“That was a slogan dreamt up by a breakfast cereal company, so it doesn’t stand up to incredibly robust science,” says Mosley.
It’s a diverting but informative item, containing other heresies such as questioning porridge’s status as the ultimate morning food, wrecking many a well-laid breakfast plan in the process. The piece also emphasises the atmosphere of matey good humour that prevails on the morning show, which adds further to the mismatched buddy-movie appeal of the co-hosts’ partnership. Even when the anchors are reacting to bad news, such as Williams’s suitably grim analysis on Monday of the latest gangland murder in Dublin, there is a sense that light relief is never far away.

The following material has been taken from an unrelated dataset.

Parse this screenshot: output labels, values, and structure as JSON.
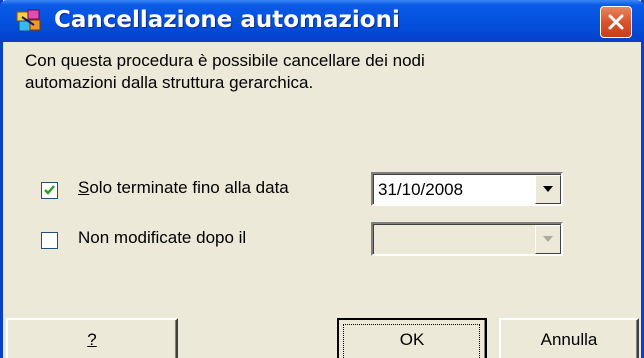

Sure enough, a breezy discussion soon follows on a proposal to ban energy drinks for under-16s. Dietitian Orla Walsh talks about the harm caused by highly-caffeinated drinks.
“They can be lethal,” Walsh says. “I can testify to that.” Williams says cheerily. “I’ve been at weddings where I’ve drunk vodka and Red Bull and I’ve been wired.” So much for wisdom coming with age.
Radio Moment of the Week: Clarke’s classical gas
Lyric FM has long moved on from a narrowly classical remit, but its adventurous evening shows are now in stark contrast to its daytime middlebrow orchestral offerings. Take Bernard Clarke’s stewardship of The Blue Of The Night (Mon-Thu). Pleasingly highbrow and avant-garde in his tastes and deadpan in his delivery, Clarke isn’t afraid to upset purists with his selection on Monday. He opens the show promising works by Gorecki, Janacek and Beethoven.
“Then a little later,” he adds, “some of the greats from the past – Jimi Hendrix, the Doors, Led Zeppelin. You know, the good stuff.” Sure enough, Clarke is as good as his word. Does classic rock count as classical?